    ReplyDelete
  7. Wow. They look amazing, and what a fabulous story. Thanks so much for sharing. The idea of students getting together to eat biscotti and brutti buoini in Italy sounds so romantic. If I ever make it to Prato, I will have to try this cafe. Inspired by food and travel.

    ReplyDelete
  8. If you do go to Italy again, I'll recommend some places to you to eat. Ros

    ReplyDelete
  9. Oh you must! Although I think it will be a while before I get to make another trip to Italy. I have only ever been to the north, making it only as far down as Naples. So next time I must go through the south for a different style of delicious Italian cuisine.

    ReplyDelete
  10. You absolutely must go further south especially to Sorrento and The Amalfi Coast. If only one could 'eat' the scenery as well... Btw, got all the ingredients to make the biscotti. I just have to find half an hour to make them. Ros

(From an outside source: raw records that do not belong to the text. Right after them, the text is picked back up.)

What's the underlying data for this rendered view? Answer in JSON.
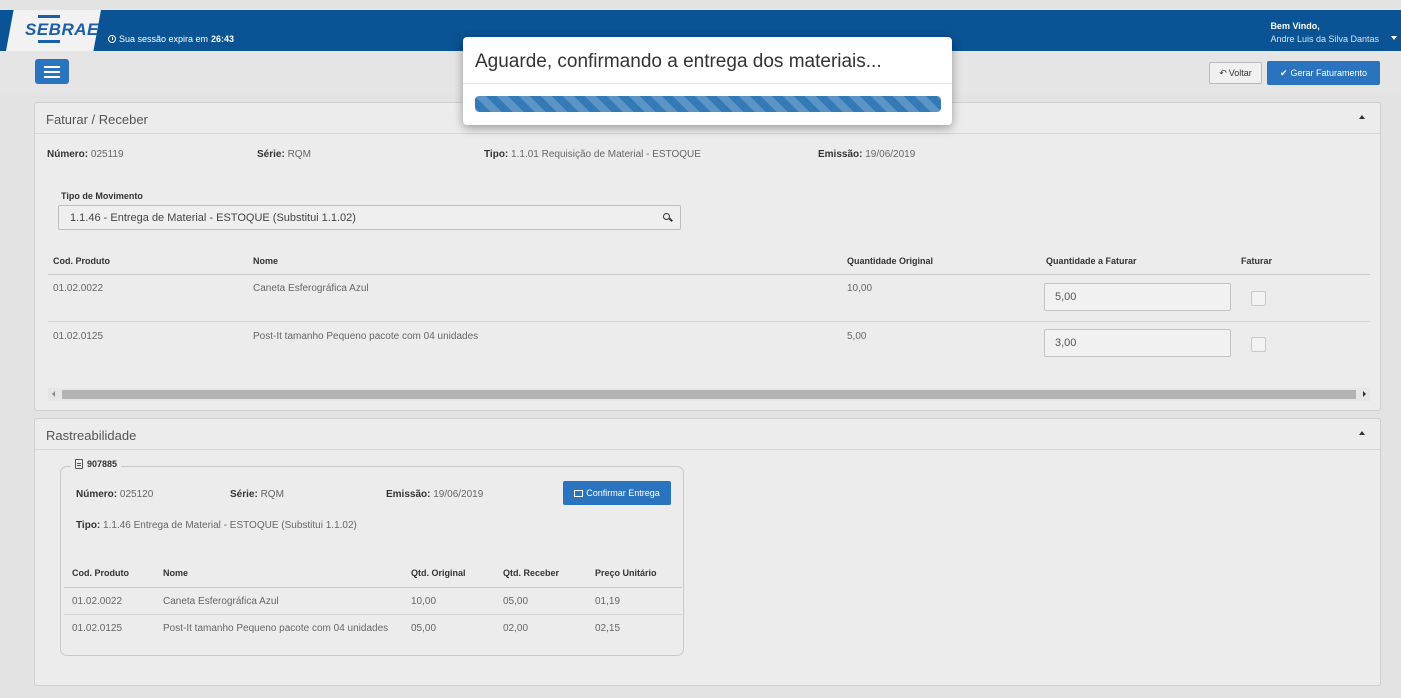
{
  "header": {
    "logo_text": "SEBRAE",
    "session_prefix": "Sua sessão expira em",
    "session_time": "26:43",
    "welcome": "Bem Vindo,",
    "user_name": "Andre Luis da Silva Dantas"
  },
  "toolbar": {
    "back_label": "Voltar",
    "generate_label": "Gerar Faturamento"
  },
  "faturar_panel": {
    "title": "Faturar / Receber",
    "numero_label": "Número:",
    "numero": "025119",
    "serie_label": "Série:",
    "serie": "RQM",
    "tipo_label": "Tipo:",
    "tipo": "1.1.01 Requisição de Material - ESTOQUE",
    "emissao_label": "Emissão:",
    "emissao": "19/06/2019",
    "tipo_movimento_label": "Tipo de Movimento",
    "tipo_movimento_value": "1.1.46 - Entrega de Material - ESTOQUE (Substitui 1.1.02)",
    "columns": [
      "Cod. Produto",
      "Nome",
      "Quantidade Original",
      "Quantidade a Faturar",
      "Faturar"
    ],
    "rows": [
      {
        "cod": "01.02.0022",
        "nome": "Caneta Esferográfica Azul",
        "qtd_original": "10,00",
        "qtd_faturar": "5,00"
      },
      {
        "cod": "01.02.0125",
        "nome": "Post-It tamanho Pequeno pacote com 04 unidades",
        "qtd_original": "5,00",
        "qtd_faturar": "3,00"
      }
    ]
  },
  "rastreabilidade_panel": {
    "title": "Rastreabilidade",
    "doc_number": "907885",
    "numero_label": "Número:",
    "numero": "025120",
    "serie_label": "Série:",
    "serie": "RQM",
    "emissao_label": "Emissão:",
    "emissao": "19/06/2019",
    "tipo_label": "Tipo:",
    "tipo": "1.1.46 Entrega de Material - ESTOQUE (Substitui 1.1.02)",
    "confirm_label": "Confirmar Entrega",
    "columns": [
      "Cod. Produto",
      "Nome",
      "Qtd. Original",
      "Qtd. Receber",
      "Preço Unitário"
    ],
    "rows": [
      {
        "cod": "01.02.0022",
        "nome": "Caneta Esferográfica Azul",
        "qtd_original": "10,00",
        "qtd_receber": "05,00",
        "preco": "01,19"
      },
      {
        "cod": "01.02.0125",
        "nome": "Post-It tamanho Pequeno pacote com 04 unidades",
        "qtd_original": "05,00",
        "qtd_receber": "02,00",
        "preco": "02,15"
      }
    ]
  },
  "modal": {
    "message": "Aguarde, confirmando a entrega dos materiais..."
  },
  "colors": {
    "header_bg": "#0a5394",
    "primary": "#2a73bf",
    "progress": "#337ab7"
  },
  "icons": [
    "clock-icon",
    "caret-down-icon",
    "hamburger-menu-icon",
    "reply-icon",
    "check-icon",
    "chevron-up-icon",
    "search-icon",
    "document-icon",
    "envelope-icon"
  ]
}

    ReplyDelete
  11. Just finished making the biscotti. Quite pleased with them. The mixture was so delicious that I was licking it off my fingers. Well, I've got seven months to perfect them before Christmas. Thanks for the recipe. Ros

    ReplyDelete
  12. Did you enjoy them once they had cooled down? Hope they worked out and were tasty. Great with a hot beverage.

    ReplyDelete
  13. Yes, I enjoyed them very much. I didn't have an orange so I used lemon and lime instead. The aroma was incredible. The mixture was so delicious that even my cat wanted some ;-) Ros

    ReplyDelete